    There’s a nonstop flight to Mauritius, but I’m not sitting on the same plane for thirteen hours.
  2. (genetics) Describing a point mutation within a stop codon that causes the continued translation of an mRNA strand.
    Coordinate terms: missense, nonsense

Translations

Adverb

nonstop (not comparable)

  1. Without stopping; without interruption or break
    Synonyms: ceaselessly, endlessly, incessantly; see also Thesaurus:continuously

Translations

Noun

nonstop (plural nonstops)

  1. (travel) A nonstop journey, especially a nonstop flight.
  2. A convenience store in parts of Europe, open 24 hours a day.
    • For more quotations using this term, see Citations:nonstop.
  3. (linguistics) A linguistic sound that is not a stop; a continuant.

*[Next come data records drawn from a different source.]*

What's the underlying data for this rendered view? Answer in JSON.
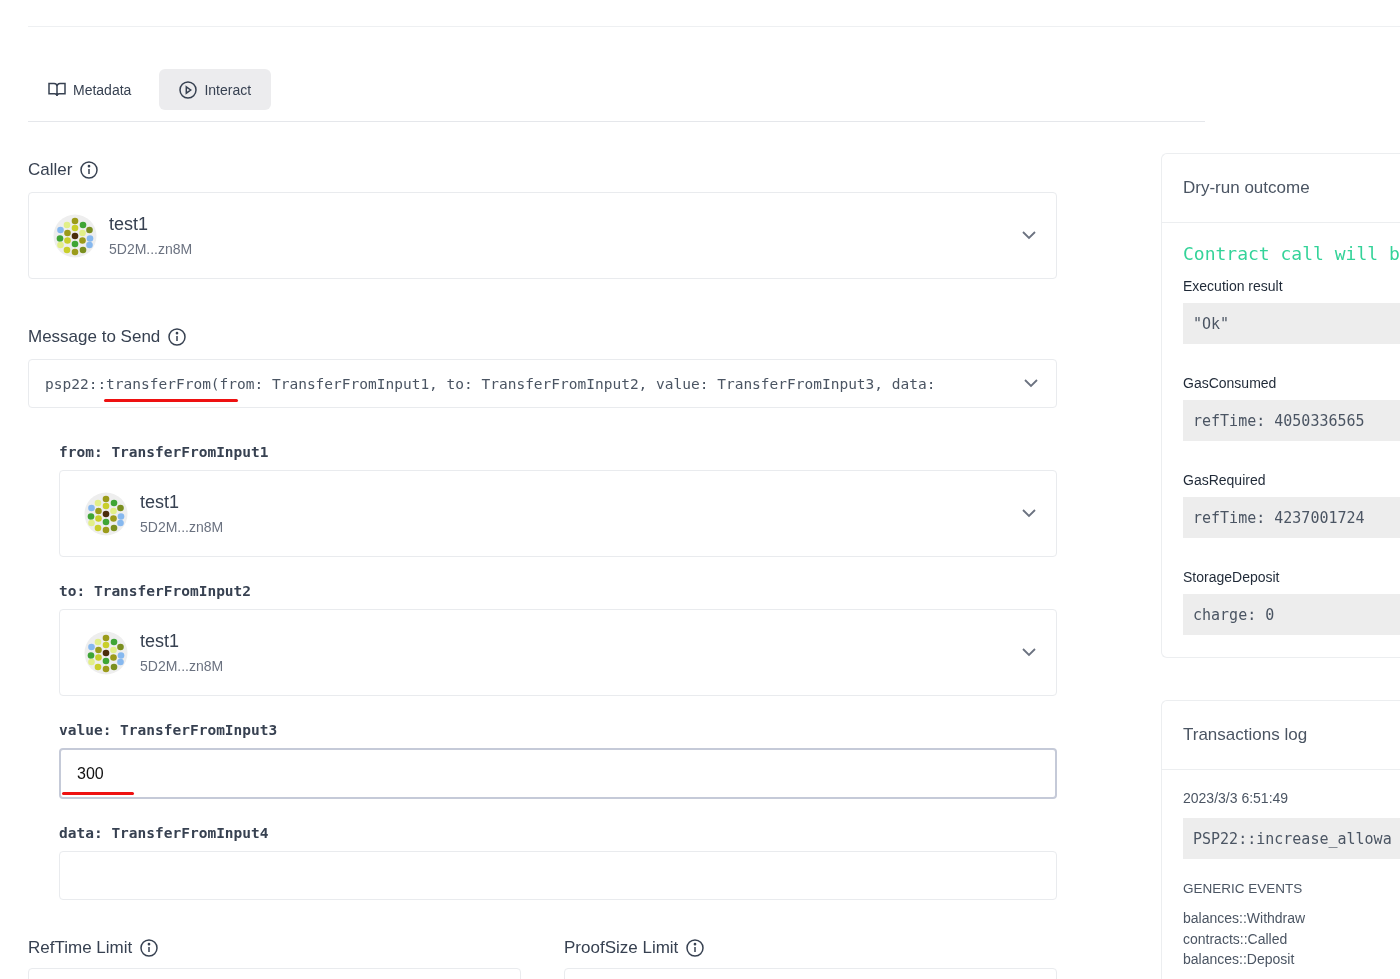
{
  "tabs": [
    {
      "label": "Metadata",
      "kind": "book",
      "selected": false
    },
    {
      "label": "Interact",
      "kind": "play",
      "selected": true
    }
  ],
  "caller": {
    "label": "Caller",
    "account": {
      "name": "test1",
      "address": "5D2M...zn8M"
    }
  },
  "message": {
    "label": "Message to Send",
    "value": "psp22::transferFrom(from: TransferFromInput1, to: TransferFromInput2, value: TransferFromInput3, data:",
    "marked": true
  },
  "args": [
    {
      "label": "from: TransferFromInput1",
      "kind": "account",
      "account": {
        "name": "test1",
        "address": "5D2M...zn8M"
      }
    },
    {
      "label": "to: TransferFromInput2",
      "kind": "account",
      "account": {
        "name": "test1",
        "address": "5D2M...zn8M"
      }
    },
    {
      "label": "value: TransferFromInput3",
      "kind": "text",
      "value": "300",
      "focused": true,
      "marked": true
    },
    {
      "label": "data: TransferFromInput4",
      "kind": "text",
      "focused": false,
      "marked": false
    }
  ],
  "limits": [
    {
      "label": "RefTime Limit"
    },
    {
      "label": "ProofSize Limit"
    }
  ],
  "dry_run": {
    "title": "Dry-run outcome",
    "status": "Contract call will b",
    "fields": [
      {
        "label": "Execution result",
        "value": "\"Ok\""
      },
      {
        "label": "GasConsumed",
        "value": "refTime: 4050336565"
      },
      {
        "label": "GasRequired",
        "value": "refTime: 4237001724"
      },
      {
        "label": "StorageDeposit",
        "value": "charge: 0"
      }
    ]
  },
  "transactions": {
    "title": "Transactions log",
    "entries": [
      {
        "time": "2023/3/3 6:51:49",
        "message": "PSP22::increase_allowa",
        "events_heading": "GENERIC EVENTS",
        "events": [
          "balances::Withdraw",
          "contracts::Called",
          "balances::Deposit"
        ]
      }
    ]
  }
}
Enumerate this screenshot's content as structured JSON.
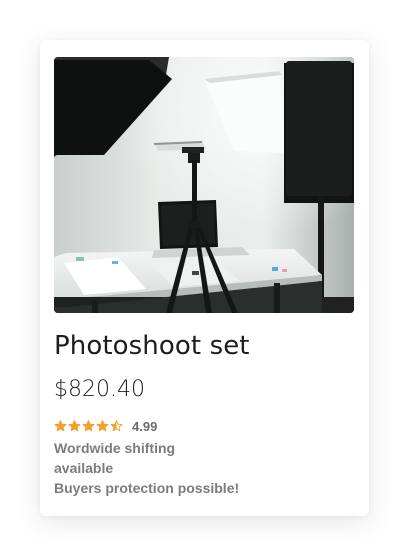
{
  "product": {
    "title": "Photoshoot set",
    "price": "$820.40",
    "rating": {
      "value": "4.99",
      "stars": 4.5,
      "max_stars": 5,
      "star_color": "#f2a12b"
    },
    "shipping_text": "Wordwide shifting",
    "shipping_text_2": "available",
    "protection_text": "Buyers protection possible!"
  }
}
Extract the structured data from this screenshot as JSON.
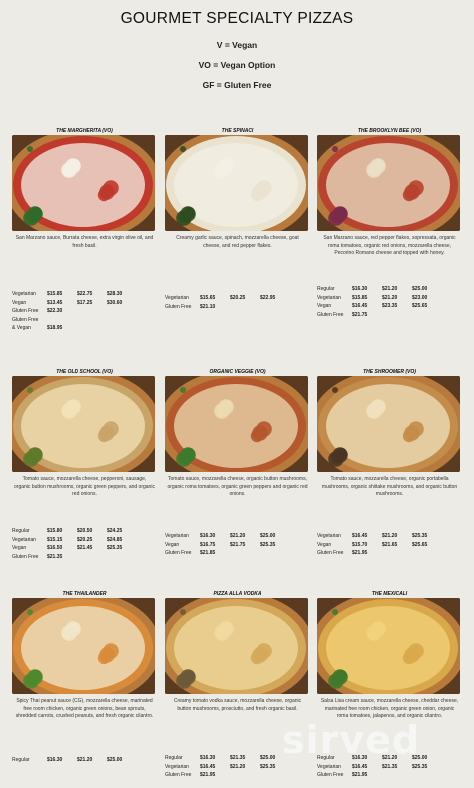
{
  "title": "GOURMET SPECIALTY PIZZAS",
  "legend": [
    "V = Vegan",
    "VO = Vegan Option",
    "GF = Gluten Free"
  ],
  "pizzas": [
    {
      "name": "THE MARGHERITA (VO)",
      "description": "San Marzano sauce, Burrata cheese, extra virgin olive oil, and fresh basil.",
      "prices": [
        {
          "label": "Vegetarian",
          "values": [
            "$15.85",
            "$22.75",
            "$28.30"
          ]
        },
        {
          "label": "Vegan",
          "values": [
            "$13.45",
            "$17.25",
            "$30.60"
          ]
        },
        {
          "label": "Gluten Free",
          "values": [
            "$22.30"
          ]
        },
        {
          "label": "Gluten Free",
          "values": []
        },
        {
          "label": "& Vegan",
          "values": [
            "$18.95"
          ]
        }
      ],
      "colors": {
        "sauce": "#c0392b",
        "cheese": "#f4efe4",
        "topping": "#2f6b2a"
      }
    },
    {
      "name": "THE SPINACI",
      "description": "Creamy garlic sauce, spinach, mozzarella cheese, goat cheese, and red pepper flakes.",
      "prices": [
        {
          "label": "Vegetarian",
          "values": [
            "$15.65",
            "$20.25",
            "$22.95"
          ]
        },
        {
          "label": "Gluten Free",
          "values": [
            "$21.10"
          ]
        }
      ],
      "colors": {
        "sauce": "#e9e2cf",
        "cheese": "#f3efe5",
        "topping": "#2e4d22"
      }
    },
    {
      "name": "THE BROOKLYN BEE (VO)",
      "description": "San Marzano sauce, red pepper flakes, sopressata, organic roma tomatoes, organic red onions, mozzarella cheese, Pecorino Romano cheese and topped with honey.",
      "prices": [
        {
          "label": "Regular",
          "values": [
            "$16.30",
            "$21.20",
            "$25.00"
          ]
        },
        {
          "label": "Vegetarian",
          "values": [
            "$15.85",
            "$21.20",
            "$23.00"
          ]
        },
        {
          "label": "Vegan",
          "values": [
            "$16.45",
            "$23.35",
            "$25.65"
          ]
        },
        {
          "label": "Gluten Free",
          "values": [
            "$21.75"
          ]
        }
      ],
      "colors": {
        "sauce": "#b8432e",
        "cheese": "#eadfc6",
        "topping": "#7a2a4a"
      }
    },
    {
      "name": "THE OLD SCHOOL (VO)",
      "description": "Tomato sauce, mozzarella cheese, pepperoni, sausage, organic button mushrooms, organic green peppers, and organic red onions.",
      "prices": [
        {
          "label": "Regular",
          "values": [
            "$15.80",
            "$20.50",
            "$24.25"
          ]
        },
        {
          "label": "Vegetarian",
          "values": [
            "$15.15",
            "$20.25",
            "$24.85"
          ]
        },
        {
          "label": "Vegan",
          "values": [
            "$16.50",
            "$21.45",
            "$25.35"
          ]
        },
        {
          "label": "Gluten Free",
          "values": [
            "$21.35"
          ]
        }
      ],
      "colors": {
        "sauce": "#c9a468",
        "cheese": "#f1e2b8",
        "topping": "#5e7a2a"
      }
    },
    {
      "name": "ORGANIC VEGGIE (VO)",
      "description": "Tomato sauce, mozzarella cheese, organic button mushrooms, organic roma tomatoes, organic green peppers and organic red onions.",
      "prices": [
        {
          "label": "Vegetarian",
          "values": [
            "$16.30",
            "$21.20",
            "$25.00"
          ]
        },
        {
          "label": "Vegan",
          "values": [
            "$16.75",
            "$21.75",
            "$25.35"
          ]
        },
        {
          "label": "Gluten Free",
          "values": [
            "$21.85"
          ]
        }
      ],
      "colors": {
        "sauce": "#b5582e",
        "cheese": "#ecd9b0",
        "topping": "#3d7a2e"
      }
    },
    {
      "name": "THE SHROOMER (VO)",
      "description": "Tomato sauce, mozzarella cheese, organic portabella mushrooms, organic shiitake mushrooms, and organic button mushrooms.",
      "prices": [
        {
          "label": "Vegetarian",
          "values": [
            "$16.45",
            "$21.20",
            "$25.35"
          ]
        },
        {
          "label": "Vegan",
          "values": [
            "$15.70",
            "$21.65",
            "$25.65"
          ]
        },
        {
          "label": "Gluten Free",
          "values": [
            "$21.95"
          ]
        }
      ],
      "colors": {
        "sauce": "#c48c4a",
        "cheese": "#efe0bd",
        "topping": "#4a3526"
      }
    },
    {
      "name": "THE THAILANDER",
      "description": "Spicy Thai peanut sauce (CG), mozzarella cheese, marinated free room chicken, organic green onions, bean sprouts, shredded carrots, crushed peanuts, and fresh organic cilantro.",
      "prices": [
        {
          "label": "Regular",
          "values": [
            "$16.30",
            "$21.20",
            "$25.00"
          ]
        }
      ],
      "colors": {
        "sauce": "#d88b3a",
        "cheese": "#f2e6c8",
        "topping": "#4c8a2e"
      }
    },
    {
      "name": "PIZZA ALLA VODKA",
      "description": "Creamy tomato vodka sauce, mozzarella cheese, organic button mushrooms, prosciutto, and fresh organic basil.",
      "prices": [
        {
          "label": "Regular",
          "values": [
            "$16.30",
            "$21.35",
            "$25.00"
          ]
        },
        {
          "label": "Vegetarian",
          "values": [
            "$16.45",
            "$21.20",
            "$25.35"
          ]
        },
        {
          "label": "Gluten Free",
          "values": [
            "$21.95"
          ]
        }
      ],
      "colors": {
        "sauce": "#d4a85a",
        "cheese": "#f0d9a0",
        "topping": "#6a5a3a"
      }
    },
    {
      "name": "THE MEXICALI",
      "description": "Salsa Lisa cream sauce, mozzarella cheese, cheddar cheese, marinated free room chicken, organic green onion, organic roma tomatoes, jalapenos, and organic cilantro.",
      "prices": [
        {
          "label": "Regular",
          "values": [
            "$16.30",
            "$21.20",
            "$25.00"
          ]
        },
        {
          "label": "Vegetarian",
          "values": [
            "$16.45",
            "$21.35",
            "$25.35"
          ]
        },
        {
          "label": "Gluten Free",
          "values": [
            "$21.95"
          ]
        }
      ],
      "colors": {
        "sauce": "#d9a84a",
        "cheese": "#f2d27a",
        "topping": "#3f7a2a"
      }
    }
  ],
  "watermark": "sirved"
}
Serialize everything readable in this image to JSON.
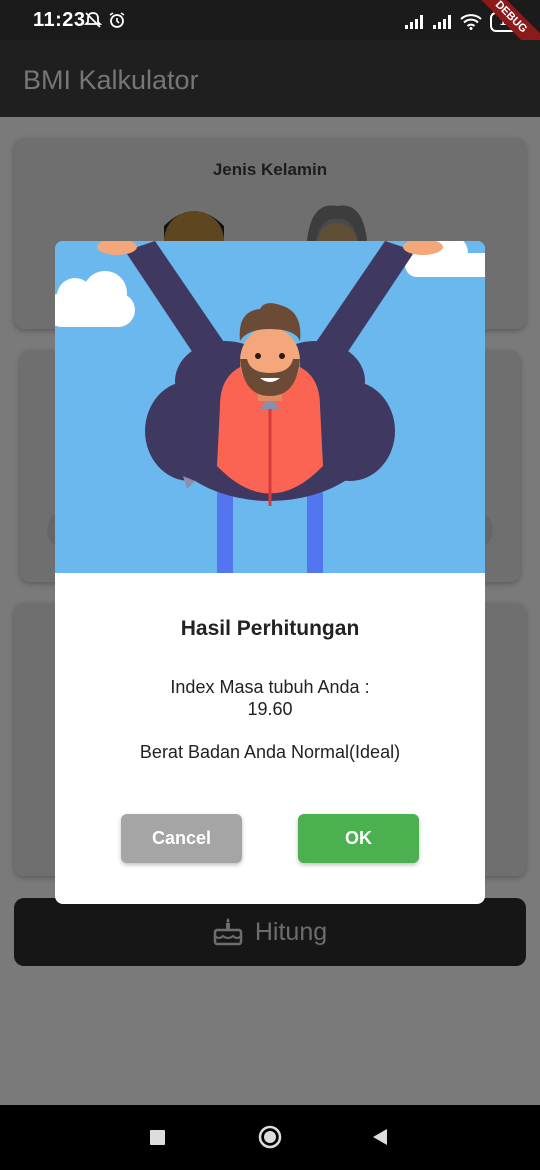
{
  "status_bar": {
    "time": "11:23",
    "battery": "12",
    "debug_banner": "DEBUG"
  },
  "app_bar": {
    "title": "BMI Kalkulator"
  },
  "background": {
    "gender_card_title": "Jenis Kelamin",
    "calculate_button_label": "Hitung"
  },
  "dialog": {
    "title": "Hasil Perhitungan",
    "index_label": "Index Masa tubuh Anda :",
    "index_value": "19.60",
    "result_text": "Berat Badan Anda Normal(Ideal)",
    "cancel_label": "Cancel",
    "ok_label": "OK"
  },
  "colors": {
    "ok_button": "#4caf50",
    "cancel_button": "#a5a5a5",
    "sky": "#6bb8ef",
    "jacket": "#3f3961",
    "shirt": "#fb6453"
  },
  "icons": [
    "mute-icon",
    "alarm-icon",
    "signal-icon",
    "wifi-icon",
    "battery-icon",
    "cake-icon",
    "recents-icon",
    "home-icon",
    "back-icon"
  ]
}
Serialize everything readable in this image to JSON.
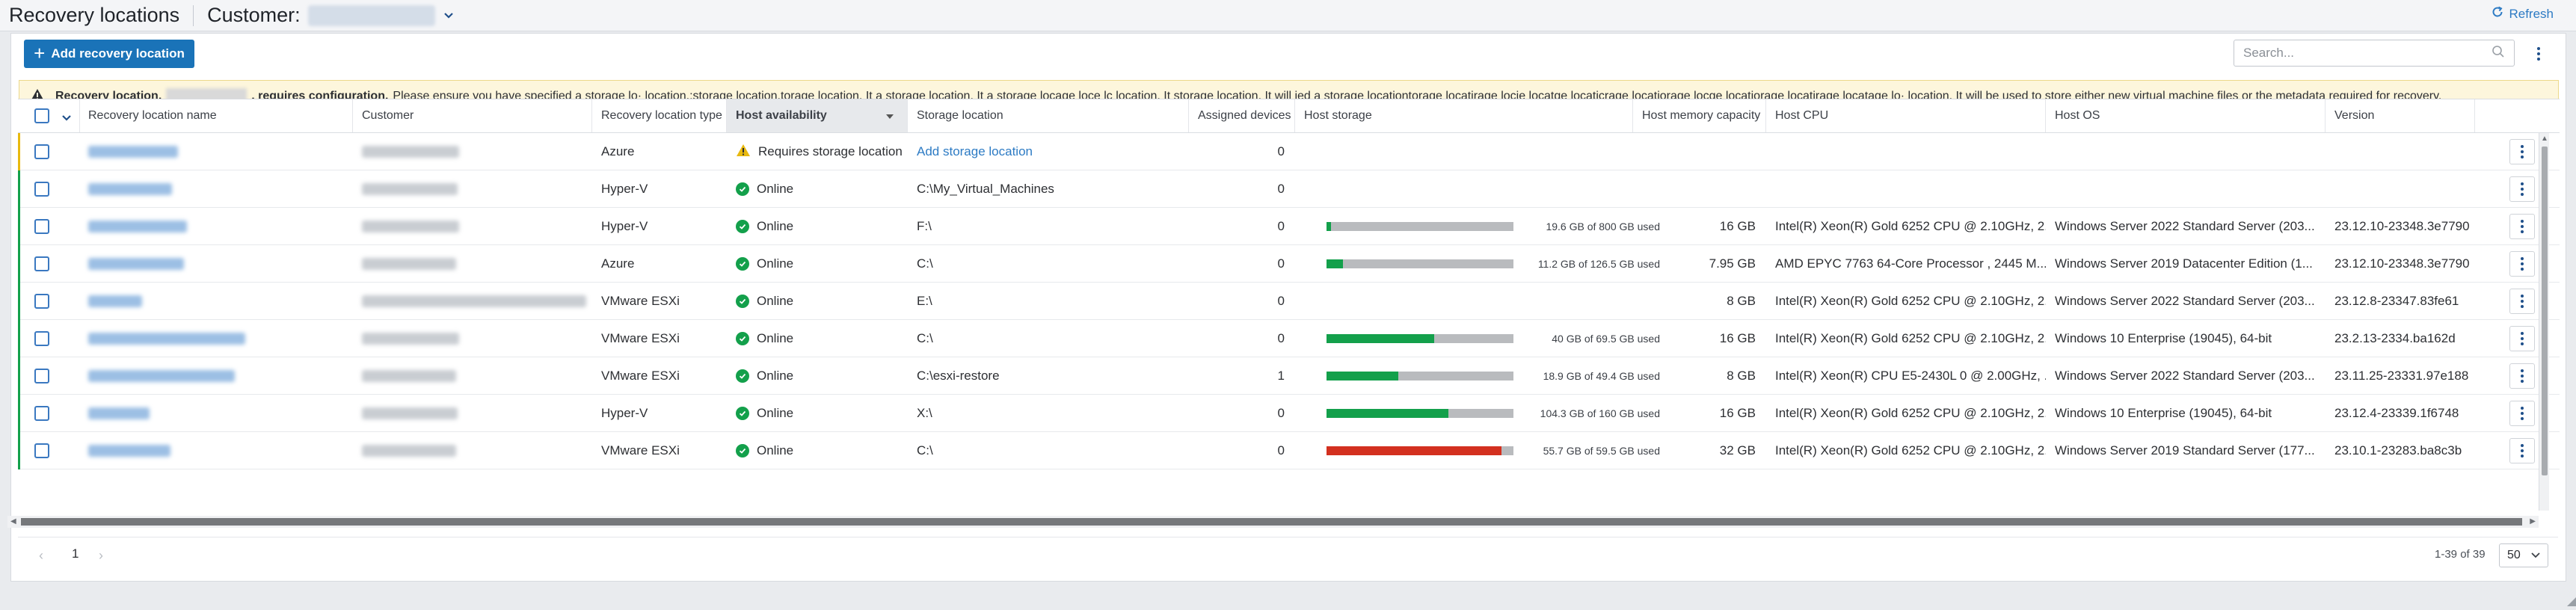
{
  "header": {
    "title": "Recovery locations",
    "customer_label": "Customer:",
    "refresh_label": "Refresh"
  },
  "toolbar": {
    "add_label": "Add recovery location",
    "search_placeholder": "Search..."
  },
  "banner": {
    "prefix": "Recovery location,",
    "suffix": ", requires configuration.",
    "message": "Please ensure you have specified a storage lo· location.:storage location.torage location. It a storage location. It  a storage locage loce lc location. It storage location. It will ied a storage locationtorage locatirage locje locatge locaticrage locatiorage locge locatiorage locatirage locatage lo· location. It will be used to store either new virtual machine files or the metadata required for recovery."
  },
  "table": {
    "columns": [
      "Recovery location name",
      "Customer",
      "Recovery location type",
      "Host availability",
      "Storage location",
      "Assigned devices",
      "Host storage",
      "Host memory capacity",
      "Host CPU",
      "Host OS",
      "Version"
    ],
    "rows": [
      {
        "type": "Azure",
        "status": "Requires storage location",
        "status_kind": "warning",
        "storage_location": "Add storage location",
        "storage_is_link": true,
        "devices": "0",
        "storage_text": "",
        "storage_pct": null,
        "storage_color": "",
        "memory": "",
        "cpu": "",
        "os": "",
        "version": "",
        "accent": "#e8b90f"
      },
      {
        "type": "Hyper-V",
        "status": "Online",
        "status_kind": "ok",
        "storage_location": "C:\\My_Virtual_Machines",
        "storage_is_link": false,
        "devices": "0",
        "storage_text": "",
        "storage_pct": null,
        "storage_color": "",
        "memory": "",
        "cpu": "",
        "os": "",
        "version": "",
        "accent": "#13a04b"
      },
      {
        "type": "Hyper-V",
        "status": "Online",
        "status_kind": "ok",
        "storage_location": "F:\\",
        "storage_is_link": false,
        "devices": "0",
        "storage_text": "19.6 GB of 800 GB used",
        "storage_pct": 0.025,
        "storage_color": "#13a04b",
        "memory": "16 GB",
        "cpu": "Intel(R) Xeon(R) Gold 6252 CPU @ 2.10GHz, 2...",
        "os": "Windows Server 2022 Standard Server (203...",
        "version": "23.12.10-23348.3e7790",
        "accent": "#13a04b"
      },
      {
        "type": "Azure",
        "status": "Online",
        "status_kind": "ok",
        "storage_location": "C:\\",
        "storage_is_link": false,
        "devices": "0",
        "storage_text": "11.2 GB of 126.5 GB used",
        "storage_pct": 0.089,
        "storage_color": "#13a04b",
        "memory": "7.95 GB",
        "cpu": "AMD EPYC 7763 64-Core Processor , 2445 M...",
        "os": "Windows Server 2019 Datacenter Edition (1...",
        "version": "23.12.10-23348.3e7790",
        "accent": "#13a04b"
      },
      {
        "type": "VMware ESXi",
        "status": "Online",
        "status_kind": "ok",
        "storage_location": "E:\\",
        "storage_is_link": false,
        "devices": "0",
        "storage_text": "",
        "storage_pct": null,
        "storage_color": "",
        "memory": "8 GB",
        "cpu": "Intel(R) Xeon(R) Gold 6252 CPU @ 2.10GHz, 2...",
        "os": "Windows Server 2022 Standard Server (203...",
        "version": "23.12.8-23347.83fe61",
        "accent": "#13a04b"
      },
      {
        "type": "VMware ESXi",
        "status": "Online",
        "status_kind": "ok",
        "storage_location": "C:\\",
        "storage_is_link": false,
        "devices": "0",
        "storage_text": "40 GB of 69.5 GB used",
        "storage_pct": 0.576,
        "storage_color": "#13a04b",
        "memory": "16 GB",
        "cpu": "Intel(R) Xeon(R) Gold 6252 CPU @ 2.10GHz, 2...",
        "os": "Windows 10 Enterprise (19045), 64-bit",
        "version": "23.2.13-2334.ba162d",
        "accent": "#13a04b"
      },
      {
        "type": "VMware ESXi",
        "status": "Online",
        "status_kind": "ok",
        "storage_location": "C:\\esxi-restore",
        "storage_is_link": false,
        "devices": "1",
        "storage_text": "18.9 GB of 49.4 GB used",
        "storage_pct": 0.383,
        "storage_color": "#13a04b",
        "memory": "8 GB",
        "cpu": "Intel(R) Xeon(R) CPU E5-2430L 0 @ 2.00GHz, ...",
        "os": "Windows Server 2022 Standard Server (203...",
        "version": "23.11.25-23331.97e188",
        "accent": "#13a04b"
      },
      {
        "type": "Hyper-V",
        "status": "Online",
        "status_kind": "ok",
        "storage_location": "X:\\",
        "storage_is_link": false,
        "devices": "0",
        "storage_text": "104.3 GB of 160 GB used",
        "storage_pct": 0.652,
        "storage_color": "#13a04b",
        "memory": "16 GB",
        "cpu": "Intel(R) Xeon(R) Gold 6252 CPU @ 2.10GHz, 2...",
        "os": "Windows 10 Enterprise (19045), 64-bit",
        "version": "23.12.4-23339.1f6748",
        "accent": "#13a04b"
      },
      {
        "type": "VMware ESXi",
        "status": "Online",
        "status_kind": "ok",
        "storage_location": "C:\\",
        "storage_is_link": false,
        "devices": "0",
        "storage_text": "55.7 GB of 59.5 GB used",
        "storage_pct": 0.936,
        "storage_color": "#d3301f",
        "memory": "32 GB",
        "cpu": "Intel(R) Xeon(R) Gold 6252 CPU @ 2.10GHz, 2...",
        "os": "Windows Server 2019 Standard Server (177...",
        "version": "23.10.1-23283.ba8c3b",
        "accent": "#13a04b"
      }
    ]
  },
  "pagination": {
    "current_page": "1",
    "range": "1-39 of 39",
    "page_size": "50"
  },
  "colors": {
    "primary": "#1a73b8",
    "online": "#13a04b",
    "warning": "#e8b90f",
    "critical": "#d3301f"
  }
}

Translations

Anagrams

  • pontons

Hungarian

Etymology

From English nonstop.

Pronunciation

  • IPA(key): [ˈnonstop], [ˈnonʃtop]
  • Hyphenation: non‧stop

Adjective

nonstop (not comparable)

  1. nonstop (without stopping or interruption)
    Synonyms: éjjel-nappali, folyamatos, folytonos

Declension

Adverb

nonstop (not comparable)

  1. nonstop (without stopping or interruption)
    Synonyms: éjjel-nappal, folyamatosan, folytonosan

Noun

nonstop (plural nonstopok)

  1. A convenience store open 24 hours a day.
    Synonym: éjjel-nappali

Declension


Romanian

Etymology

From English nonstop.

Pronunciation

  • IPA(key): /nonˈstop/

Adjective

nonstop m or f or n (indeclinable)

  1. nonstop (without stopping or interruption)

Adverb

nonstop m or f or n (indeclinable)

  1. nonstop (without interruption)

Noun

nonstop n (plural nonstopuri)

  1. nonstop (convenience store open 24 hours a day)

Declension


Please follow and like us:

Leave a Reply

Your email address will not be published. Required fields are marked *

Social Share Buttons and Icons powered by Ultimatelysocial